Finland brings Jesus on the tram
“Hallelujah Tram” serves as a moving platform for evangelizing.
by Saga Lippo-Karvonen, Captain, Youth Officer Finland and Estonia Territory –
In Helsinki, Finland, a Salvation Army “Hallelujah Tram” ran in the city center for more than two hours recently as part of the 2007 Regional Congress.
At regular stops people were invited to climb on board and during the tour were told about the Army’s work and Salvationists shared their faith.
The unique idea came from Cadet Esa Nenonen who used to work as a tram driver in the city. Two years ago he entered the training school knowing that God wanted to use him in The Salvation Army. During planning for the congress, Nenonen suggested renting an old German museum tram from the Helsinki City Transport Network, his former employer, to be used as a “Hallelujah Tram” that would host a two-hour non-stop evangelization program around the city.
When the tram arrived at the first stop, 30 people were waiting to board. Along the way, a number of people jumped in. Some stayed for a couple of stops, some sat for the whole two hours, including many tourists visiting Helsinki that day. A Finnish-Brazilian team also sang and testified in English and Portuguese.
Local media also covered the faith tram.
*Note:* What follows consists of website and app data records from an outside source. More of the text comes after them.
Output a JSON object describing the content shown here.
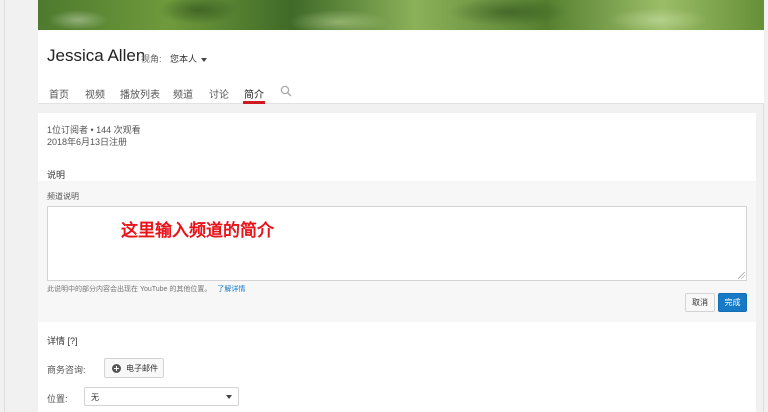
{
  "channel": {
    "name": "Jessica Allen",
    "view_as_label": "视角:",
    "view_as_value": "您本人"
  },
  "tabs": [
    {
      "label": "首页"
    },
    {
      "label": "视频"
    },
    {
      "label": "播放列表"
    },
    {
      "label": "频道"
    },
    {
      "label": "讨论"
    },
    {
      "label": "简介",
      "active": true
    }
  ],
  "about": {
    "stats": "1位订阅者 • 144 次观看",
    "joined": "2018年6月13日注册",
    "description_heading": "说明",
    "description_field_label": "频道说明",
    "description_value": "",
    "annotation": "这里输入频道的简介",
    "hint": "此说明中的部分内容会出现在 YouTube 的其他位置。",
    "hint_link": "了解详情",
    "cancel": "取消",
    "done": "完成",
    "details_heading": "详情 [?]",
    "business_label": "商务咨询:",
    "email_button": "电子邮件",
    "location_label": "位置:",
    "location_value": "无"
  },
  "colors": {
    "accent_red": "#cc181e",
    "primary_blue": "#167ac6",
    "annotation_red": "#e8141a"
  },
  "icons": {
    "search": "search-icon",
    "dropdown": "chevron-down-icon",
    "add": "plus-circle-icon"
  }
}
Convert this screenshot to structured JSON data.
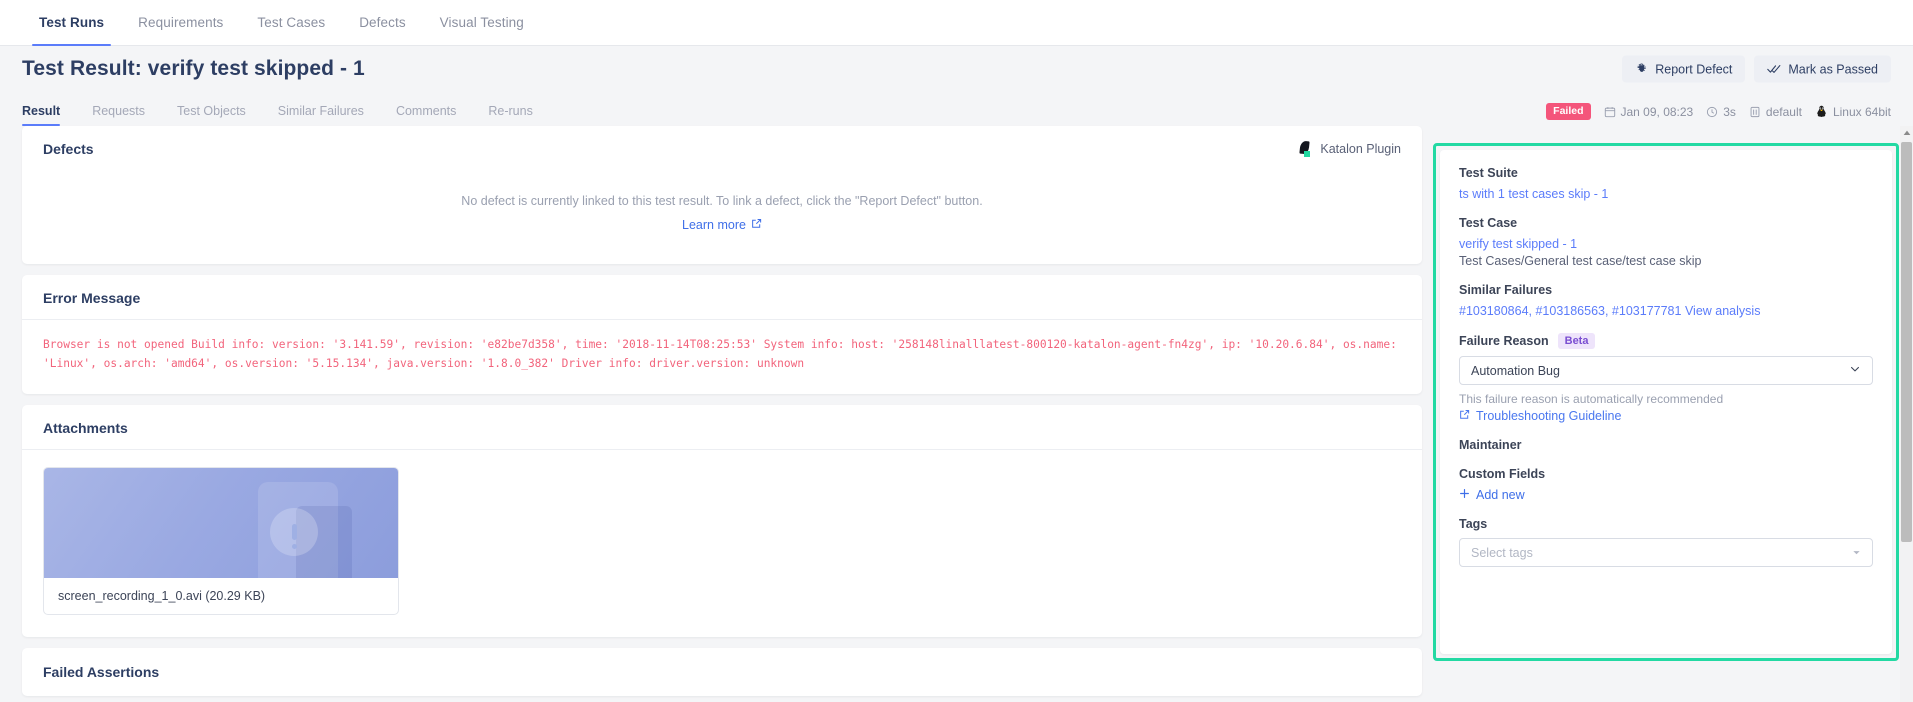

A Swedish speaking internet-radio journalist and a cameraman were there and a program about the tram remained on the Internet for weeks after the event.
Along the route four teams held open air events, handed out Salvation Army balloons to children and invited people to join the tram and congress meetings.